* **Goal of the exercise**: Check each line below for "Display" and report how many have it, nothing else.

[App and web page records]
= = = =

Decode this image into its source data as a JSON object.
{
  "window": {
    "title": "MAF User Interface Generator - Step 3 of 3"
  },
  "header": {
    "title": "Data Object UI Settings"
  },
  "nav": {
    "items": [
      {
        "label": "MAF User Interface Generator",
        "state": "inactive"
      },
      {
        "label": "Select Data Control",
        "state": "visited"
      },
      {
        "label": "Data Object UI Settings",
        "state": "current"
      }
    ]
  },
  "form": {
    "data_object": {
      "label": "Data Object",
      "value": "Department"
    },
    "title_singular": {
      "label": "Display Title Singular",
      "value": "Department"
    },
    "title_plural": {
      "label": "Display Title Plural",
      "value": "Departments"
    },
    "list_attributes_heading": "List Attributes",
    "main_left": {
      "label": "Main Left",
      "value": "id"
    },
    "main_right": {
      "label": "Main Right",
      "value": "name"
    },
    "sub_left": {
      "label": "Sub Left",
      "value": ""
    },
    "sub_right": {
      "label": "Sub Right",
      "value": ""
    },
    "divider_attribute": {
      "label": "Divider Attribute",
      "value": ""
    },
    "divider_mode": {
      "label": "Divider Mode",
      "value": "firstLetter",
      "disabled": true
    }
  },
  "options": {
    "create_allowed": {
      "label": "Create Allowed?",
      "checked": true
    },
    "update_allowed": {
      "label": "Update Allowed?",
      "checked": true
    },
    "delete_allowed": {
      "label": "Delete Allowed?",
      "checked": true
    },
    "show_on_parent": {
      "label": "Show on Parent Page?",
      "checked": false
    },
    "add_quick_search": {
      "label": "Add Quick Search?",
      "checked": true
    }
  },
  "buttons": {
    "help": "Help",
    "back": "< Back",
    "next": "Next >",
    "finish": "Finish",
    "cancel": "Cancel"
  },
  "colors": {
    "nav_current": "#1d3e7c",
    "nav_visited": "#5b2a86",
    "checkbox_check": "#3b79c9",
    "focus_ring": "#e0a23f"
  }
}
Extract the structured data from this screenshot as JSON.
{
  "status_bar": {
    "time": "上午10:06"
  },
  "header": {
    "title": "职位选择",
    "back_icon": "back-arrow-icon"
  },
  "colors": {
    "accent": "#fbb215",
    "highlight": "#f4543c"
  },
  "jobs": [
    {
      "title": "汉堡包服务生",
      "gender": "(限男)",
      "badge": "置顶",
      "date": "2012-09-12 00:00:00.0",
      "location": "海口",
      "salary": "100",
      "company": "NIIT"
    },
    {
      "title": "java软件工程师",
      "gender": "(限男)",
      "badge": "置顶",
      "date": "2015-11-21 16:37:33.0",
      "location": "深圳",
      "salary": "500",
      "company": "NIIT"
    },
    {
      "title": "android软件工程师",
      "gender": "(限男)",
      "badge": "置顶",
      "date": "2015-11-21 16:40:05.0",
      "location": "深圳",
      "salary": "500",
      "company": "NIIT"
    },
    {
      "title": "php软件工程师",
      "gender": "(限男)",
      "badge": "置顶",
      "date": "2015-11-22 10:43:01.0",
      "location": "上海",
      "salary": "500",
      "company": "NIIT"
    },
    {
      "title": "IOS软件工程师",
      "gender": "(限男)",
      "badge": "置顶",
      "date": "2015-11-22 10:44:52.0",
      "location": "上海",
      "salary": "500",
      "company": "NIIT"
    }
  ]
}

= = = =

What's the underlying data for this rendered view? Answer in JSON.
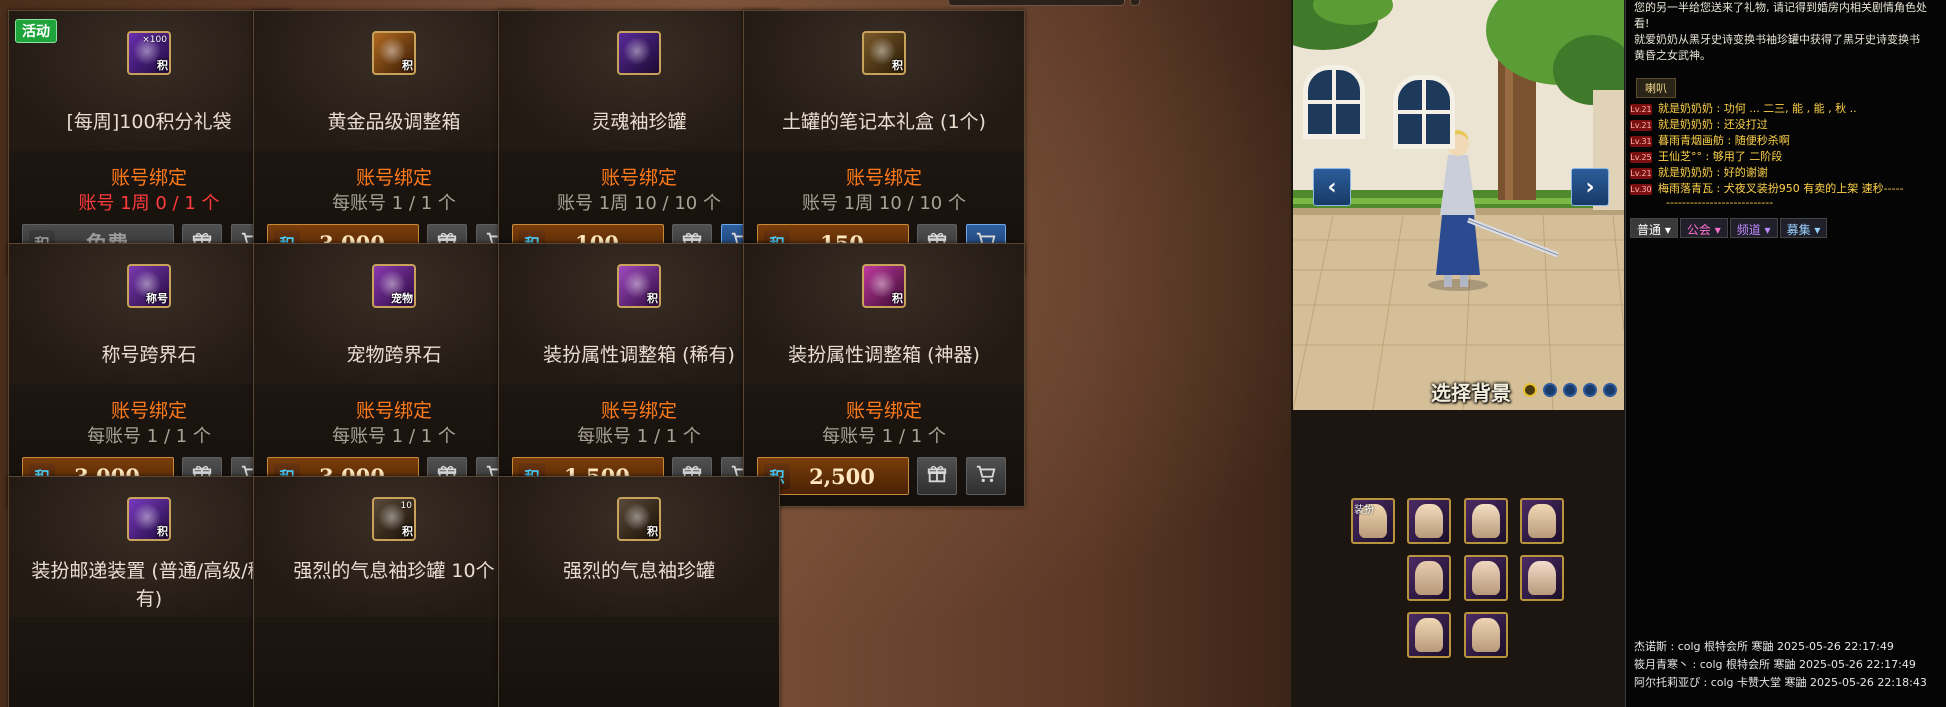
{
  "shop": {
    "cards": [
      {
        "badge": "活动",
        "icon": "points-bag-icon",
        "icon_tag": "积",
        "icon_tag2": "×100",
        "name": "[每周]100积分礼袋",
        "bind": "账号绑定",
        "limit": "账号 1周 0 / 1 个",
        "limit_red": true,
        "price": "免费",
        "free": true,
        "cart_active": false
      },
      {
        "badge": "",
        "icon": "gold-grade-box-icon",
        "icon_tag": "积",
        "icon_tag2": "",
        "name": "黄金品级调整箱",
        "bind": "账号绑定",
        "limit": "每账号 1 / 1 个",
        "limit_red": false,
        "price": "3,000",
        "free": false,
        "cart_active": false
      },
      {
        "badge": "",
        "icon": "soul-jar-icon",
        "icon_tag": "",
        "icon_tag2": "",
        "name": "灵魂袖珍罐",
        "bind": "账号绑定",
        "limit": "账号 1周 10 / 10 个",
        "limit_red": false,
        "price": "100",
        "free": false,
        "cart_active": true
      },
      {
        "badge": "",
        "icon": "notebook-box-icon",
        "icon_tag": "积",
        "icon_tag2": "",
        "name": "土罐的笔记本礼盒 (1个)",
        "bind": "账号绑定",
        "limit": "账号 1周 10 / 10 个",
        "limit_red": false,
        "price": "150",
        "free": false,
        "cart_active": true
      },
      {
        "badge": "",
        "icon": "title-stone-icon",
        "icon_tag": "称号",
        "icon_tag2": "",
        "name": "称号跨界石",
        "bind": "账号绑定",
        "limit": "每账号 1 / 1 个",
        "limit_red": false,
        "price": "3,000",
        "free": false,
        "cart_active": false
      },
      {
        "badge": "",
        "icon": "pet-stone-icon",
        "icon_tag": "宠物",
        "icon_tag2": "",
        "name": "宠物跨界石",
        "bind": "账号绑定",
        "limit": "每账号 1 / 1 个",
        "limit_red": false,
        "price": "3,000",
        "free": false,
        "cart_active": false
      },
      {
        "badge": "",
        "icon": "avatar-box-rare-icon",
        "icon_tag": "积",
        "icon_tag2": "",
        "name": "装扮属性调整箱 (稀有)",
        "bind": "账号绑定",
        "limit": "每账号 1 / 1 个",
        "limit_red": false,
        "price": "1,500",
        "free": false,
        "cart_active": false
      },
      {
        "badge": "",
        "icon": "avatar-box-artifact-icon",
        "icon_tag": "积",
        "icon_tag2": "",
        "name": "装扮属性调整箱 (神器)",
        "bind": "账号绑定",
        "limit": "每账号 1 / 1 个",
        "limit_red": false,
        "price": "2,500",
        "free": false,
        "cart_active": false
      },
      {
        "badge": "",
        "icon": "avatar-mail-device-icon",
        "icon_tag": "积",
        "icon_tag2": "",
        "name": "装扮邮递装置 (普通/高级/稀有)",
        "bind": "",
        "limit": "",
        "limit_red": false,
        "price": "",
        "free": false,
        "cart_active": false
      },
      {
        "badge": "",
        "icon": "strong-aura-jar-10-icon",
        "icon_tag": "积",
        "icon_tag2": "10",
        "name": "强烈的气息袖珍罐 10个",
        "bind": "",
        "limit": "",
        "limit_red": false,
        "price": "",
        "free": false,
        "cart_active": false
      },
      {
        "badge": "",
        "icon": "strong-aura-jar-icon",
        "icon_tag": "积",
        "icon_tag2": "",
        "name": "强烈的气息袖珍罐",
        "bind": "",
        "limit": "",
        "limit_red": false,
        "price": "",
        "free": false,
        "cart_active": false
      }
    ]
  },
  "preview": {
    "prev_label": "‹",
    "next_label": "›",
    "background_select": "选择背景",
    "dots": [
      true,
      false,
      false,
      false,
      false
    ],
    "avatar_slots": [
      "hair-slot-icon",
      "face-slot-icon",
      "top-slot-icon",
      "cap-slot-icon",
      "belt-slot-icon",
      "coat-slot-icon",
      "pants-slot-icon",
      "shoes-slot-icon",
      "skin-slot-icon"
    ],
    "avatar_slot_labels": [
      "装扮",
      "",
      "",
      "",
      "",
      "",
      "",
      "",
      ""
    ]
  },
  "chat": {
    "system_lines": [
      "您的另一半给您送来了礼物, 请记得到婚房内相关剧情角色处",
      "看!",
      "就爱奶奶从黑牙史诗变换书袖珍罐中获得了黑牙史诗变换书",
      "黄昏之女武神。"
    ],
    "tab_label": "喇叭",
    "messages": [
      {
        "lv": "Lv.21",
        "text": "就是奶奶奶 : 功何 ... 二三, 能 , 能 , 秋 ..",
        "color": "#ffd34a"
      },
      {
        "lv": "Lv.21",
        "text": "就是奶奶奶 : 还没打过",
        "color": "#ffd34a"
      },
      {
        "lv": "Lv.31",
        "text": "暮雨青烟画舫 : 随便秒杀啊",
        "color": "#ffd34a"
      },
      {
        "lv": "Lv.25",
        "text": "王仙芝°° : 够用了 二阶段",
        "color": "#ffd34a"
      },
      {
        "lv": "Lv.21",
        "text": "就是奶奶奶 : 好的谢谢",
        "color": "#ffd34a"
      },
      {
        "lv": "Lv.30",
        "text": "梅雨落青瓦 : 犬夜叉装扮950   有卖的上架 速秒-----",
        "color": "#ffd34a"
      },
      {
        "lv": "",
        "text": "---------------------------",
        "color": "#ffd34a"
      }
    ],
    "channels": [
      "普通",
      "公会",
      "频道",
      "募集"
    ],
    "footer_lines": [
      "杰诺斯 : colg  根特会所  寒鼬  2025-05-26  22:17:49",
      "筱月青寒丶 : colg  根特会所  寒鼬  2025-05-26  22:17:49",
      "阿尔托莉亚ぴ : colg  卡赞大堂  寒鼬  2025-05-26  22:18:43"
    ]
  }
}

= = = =

* **Output**: 2